Usually, the cost of acquisition of these cards is too high but there can be short-term offers for which you can keep an eye out for and then apply the same maths as above to figure out the cost of payment method vs points earned.
There are also other hazards in using prepaid cards to pay the ATO. Depending on the amount of money that can be loaded onto the card at the point of purchase, you could be running many cards through the ATO payment portal.
Each payment and its surcharge would need to be accounted for independently if it’s being made on behalf of a business.
There’s no ‘best option’ amongst this list as the permitted transactions, points earned with each card and associated cost (and return in points) of payment to the ATO vary greatly from card to card.
We also cannot recommend specific cards to use for your circumstances, so dig through the few remaining cards in the table and the list of considerations above.
Try to find an option that works for your own valuation of points and whether it is worth paying the ATO surcharge to earn them. Their surcharges will change over time, of course.
Earning points from transactions to the ATO — once you have a card that offers this option — can be a very simple way to build your points balances from payments you had to make anyway.
It could also be a costly mistake if you overvalue the points earned or pay using a card that you thought earned points with ATO transactions but does not.
There is no doubt this is a complex and ever-changing landscape, and we will continue to update this list on changes being made by the banks to keep you updated.

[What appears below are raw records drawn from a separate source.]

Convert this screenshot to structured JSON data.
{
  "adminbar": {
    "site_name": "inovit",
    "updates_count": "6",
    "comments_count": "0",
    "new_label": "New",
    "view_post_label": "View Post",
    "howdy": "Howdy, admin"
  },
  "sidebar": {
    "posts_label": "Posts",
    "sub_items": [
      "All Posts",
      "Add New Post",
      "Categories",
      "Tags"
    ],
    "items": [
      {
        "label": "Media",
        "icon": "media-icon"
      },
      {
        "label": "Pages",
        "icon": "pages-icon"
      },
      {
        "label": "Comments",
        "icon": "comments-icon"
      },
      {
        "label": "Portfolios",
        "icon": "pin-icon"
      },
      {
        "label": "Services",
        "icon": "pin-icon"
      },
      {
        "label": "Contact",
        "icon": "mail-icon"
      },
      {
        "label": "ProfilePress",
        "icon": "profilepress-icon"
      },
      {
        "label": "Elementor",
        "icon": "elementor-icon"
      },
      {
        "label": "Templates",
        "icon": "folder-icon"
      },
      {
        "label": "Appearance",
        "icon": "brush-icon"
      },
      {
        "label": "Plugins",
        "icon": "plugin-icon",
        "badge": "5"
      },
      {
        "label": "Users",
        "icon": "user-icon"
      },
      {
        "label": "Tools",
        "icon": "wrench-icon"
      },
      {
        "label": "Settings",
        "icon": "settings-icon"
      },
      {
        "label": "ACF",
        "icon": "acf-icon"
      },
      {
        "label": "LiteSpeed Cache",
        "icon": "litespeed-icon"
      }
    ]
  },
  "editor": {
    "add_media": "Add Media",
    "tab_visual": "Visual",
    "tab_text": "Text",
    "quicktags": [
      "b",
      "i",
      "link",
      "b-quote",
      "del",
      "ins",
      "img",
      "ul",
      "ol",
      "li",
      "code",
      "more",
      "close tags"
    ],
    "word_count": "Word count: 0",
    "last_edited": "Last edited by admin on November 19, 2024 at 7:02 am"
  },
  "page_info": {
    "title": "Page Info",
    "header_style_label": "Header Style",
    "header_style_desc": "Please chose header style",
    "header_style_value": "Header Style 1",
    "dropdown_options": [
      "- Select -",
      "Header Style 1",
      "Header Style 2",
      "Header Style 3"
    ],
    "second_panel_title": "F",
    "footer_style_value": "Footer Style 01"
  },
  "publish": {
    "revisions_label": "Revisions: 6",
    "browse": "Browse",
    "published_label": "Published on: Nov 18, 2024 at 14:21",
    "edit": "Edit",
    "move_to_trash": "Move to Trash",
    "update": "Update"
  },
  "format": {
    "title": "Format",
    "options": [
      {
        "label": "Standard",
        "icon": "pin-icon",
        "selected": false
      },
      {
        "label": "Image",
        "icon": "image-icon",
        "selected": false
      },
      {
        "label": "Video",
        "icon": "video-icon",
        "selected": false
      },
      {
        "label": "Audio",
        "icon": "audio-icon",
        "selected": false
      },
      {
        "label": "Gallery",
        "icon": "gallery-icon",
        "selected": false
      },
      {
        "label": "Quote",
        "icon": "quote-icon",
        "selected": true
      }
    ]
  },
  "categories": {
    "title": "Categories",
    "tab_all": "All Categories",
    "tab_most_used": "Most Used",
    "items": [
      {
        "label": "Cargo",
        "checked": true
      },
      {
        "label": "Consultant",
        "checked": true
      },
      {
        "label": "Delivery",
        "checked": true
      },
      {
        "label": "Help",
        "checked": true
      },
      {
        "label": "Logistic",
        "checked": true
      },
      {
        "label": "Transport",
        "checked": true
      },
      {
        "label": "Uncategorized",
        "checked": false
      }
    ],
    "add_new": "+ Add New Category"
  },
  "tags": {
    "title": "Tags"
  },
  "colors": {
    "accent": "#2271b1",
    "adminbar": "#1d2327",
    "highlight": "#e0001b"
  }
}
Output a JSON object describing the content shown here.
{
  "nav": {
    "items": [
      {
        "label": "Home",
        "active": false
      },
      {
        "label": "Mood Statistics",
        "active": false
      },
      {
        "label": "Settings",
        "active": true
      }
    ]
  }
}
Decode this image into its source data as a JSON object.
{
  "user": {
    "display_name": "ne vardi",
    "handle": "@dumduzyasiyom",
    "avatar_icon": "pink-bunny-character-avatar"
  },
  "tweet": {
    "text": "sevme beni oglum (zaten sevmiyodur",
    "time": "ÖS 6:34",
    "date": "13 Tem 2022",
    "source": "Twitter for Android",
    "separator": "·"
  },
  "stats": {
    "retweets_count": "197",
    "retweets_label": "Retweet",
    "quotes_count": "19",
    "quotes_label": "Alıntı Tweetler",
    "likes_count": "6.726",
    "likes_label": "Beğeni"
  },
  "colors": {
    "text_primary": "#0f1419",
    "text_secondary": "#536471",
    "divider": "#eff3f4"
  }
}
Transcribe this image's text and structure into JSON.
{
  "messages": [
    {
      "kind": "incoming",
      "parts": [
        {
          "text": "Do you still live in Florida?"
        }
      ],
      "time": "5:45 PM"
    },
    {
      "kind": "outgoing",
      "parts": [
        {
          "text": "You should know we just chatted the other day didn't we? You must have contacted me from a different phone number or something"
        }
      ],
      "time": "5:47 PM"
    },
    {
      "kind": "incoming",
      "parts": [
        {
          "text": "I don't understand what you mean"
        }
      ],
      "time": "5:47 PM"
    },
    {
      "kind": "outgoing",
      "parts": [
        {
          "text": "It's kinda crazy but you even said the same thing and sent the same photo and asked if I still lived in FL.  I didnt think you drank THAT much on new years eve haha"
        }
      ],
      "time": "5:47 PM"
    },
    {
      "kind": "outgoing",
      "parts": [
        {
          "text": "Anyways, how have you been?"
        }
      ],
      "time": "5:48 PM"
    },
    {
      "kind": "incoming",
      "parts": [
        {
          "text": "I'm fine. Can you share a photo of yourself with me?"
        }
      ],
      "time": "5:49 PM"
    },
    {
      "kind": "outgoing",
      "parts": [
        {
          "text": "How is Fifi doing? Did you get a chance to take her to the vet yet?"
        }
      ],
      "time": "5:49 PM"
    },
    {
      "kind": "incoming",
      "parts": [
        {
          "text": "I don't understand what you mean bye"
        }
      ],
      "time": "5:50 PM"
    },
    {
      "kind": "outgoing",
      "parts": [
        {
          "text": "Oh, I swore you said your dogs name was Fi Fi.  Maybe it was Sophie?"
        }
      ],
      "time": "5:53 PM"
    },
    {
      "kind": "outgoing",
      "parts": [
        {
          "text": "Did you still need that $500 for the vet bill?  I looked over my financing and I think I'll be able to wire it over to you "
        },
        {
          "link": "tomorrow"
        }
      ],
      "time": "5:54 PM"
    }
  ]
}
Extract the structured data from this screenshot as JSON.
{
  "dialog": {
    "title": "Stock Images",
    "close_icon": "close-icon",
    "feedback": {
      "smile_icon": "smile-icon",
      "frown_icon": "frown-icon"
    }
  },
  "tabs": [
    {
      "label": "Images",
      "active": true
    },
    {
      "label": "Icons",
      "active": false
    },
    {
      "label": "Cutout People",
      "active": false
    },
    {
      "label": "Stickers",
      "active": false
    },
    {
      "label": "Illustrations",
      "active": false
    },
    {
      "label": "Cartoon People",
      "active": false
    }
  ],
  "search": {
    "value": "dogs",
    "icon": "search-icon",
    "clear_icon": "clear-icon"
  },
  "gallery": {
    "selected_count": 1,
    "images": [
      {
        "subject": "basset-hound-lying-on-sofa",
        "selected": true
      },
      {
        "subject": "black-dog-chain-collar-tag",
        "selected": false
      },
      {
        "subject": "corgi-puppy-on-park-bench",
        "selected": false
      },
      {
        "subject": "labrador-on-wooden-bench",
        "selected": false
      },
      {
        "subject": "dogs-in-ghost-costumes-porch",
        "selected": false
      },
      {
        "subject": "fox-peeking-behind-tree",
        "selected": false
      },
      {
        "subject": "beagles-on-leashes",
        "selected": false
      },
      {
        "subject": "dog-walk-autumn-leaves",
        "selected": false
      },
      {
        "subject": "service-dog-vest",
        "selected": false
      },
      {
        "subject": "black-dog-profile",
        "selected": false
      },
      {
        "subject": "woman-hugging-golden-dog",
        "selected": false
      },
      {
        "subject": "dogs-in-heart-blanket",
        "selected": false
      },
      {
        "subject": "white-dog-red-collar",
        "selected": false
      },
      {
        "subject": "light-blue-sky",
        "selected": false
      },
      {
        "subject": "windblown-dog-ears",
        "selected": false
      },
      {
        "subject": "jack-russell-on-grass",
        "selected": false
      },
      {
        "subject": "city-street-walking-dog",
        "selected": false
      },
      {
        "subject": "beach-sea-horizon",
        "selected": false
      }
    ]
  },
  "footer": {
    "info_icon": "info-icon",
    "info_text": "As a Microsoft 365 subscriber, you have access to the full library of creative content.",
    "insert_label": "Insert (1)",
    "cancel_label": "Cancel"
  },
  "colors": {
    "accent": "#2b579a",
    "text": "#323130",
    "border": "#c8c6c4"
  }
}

There are still a number of points-earning credit cards for spend with the ATO and our general advice is to try to read and understand the terms of each card as much as possible and try and find the right fit for your own circumstances and preferences.
Frequently Asked Questions
There are numerous ways to pay an ATO bill. BPAY is recommended for those who don’t want to pay any extra transaction fees, but reward points are not normally earned in this case.
Credit cards will incur a set fee depending on the card type. You could also process payments through a third party such as B2BPay and RewardPay, which would help earn rewards points.
No, not usually. Most banks and rewards credit cards do not consider BPAY transactions as eligible to earn rewards points.
According to the ATO website, card payment fees are not subject to goods and services tax (GST). However, it may be a deductible expense depending on your circumstances.
Yes, you can use an American Express card to pay the ATO. However, this normally incurs a higher payment fee compared to using an Australian-issued Visa or Mastercard.
Originally published by Matt Moffitt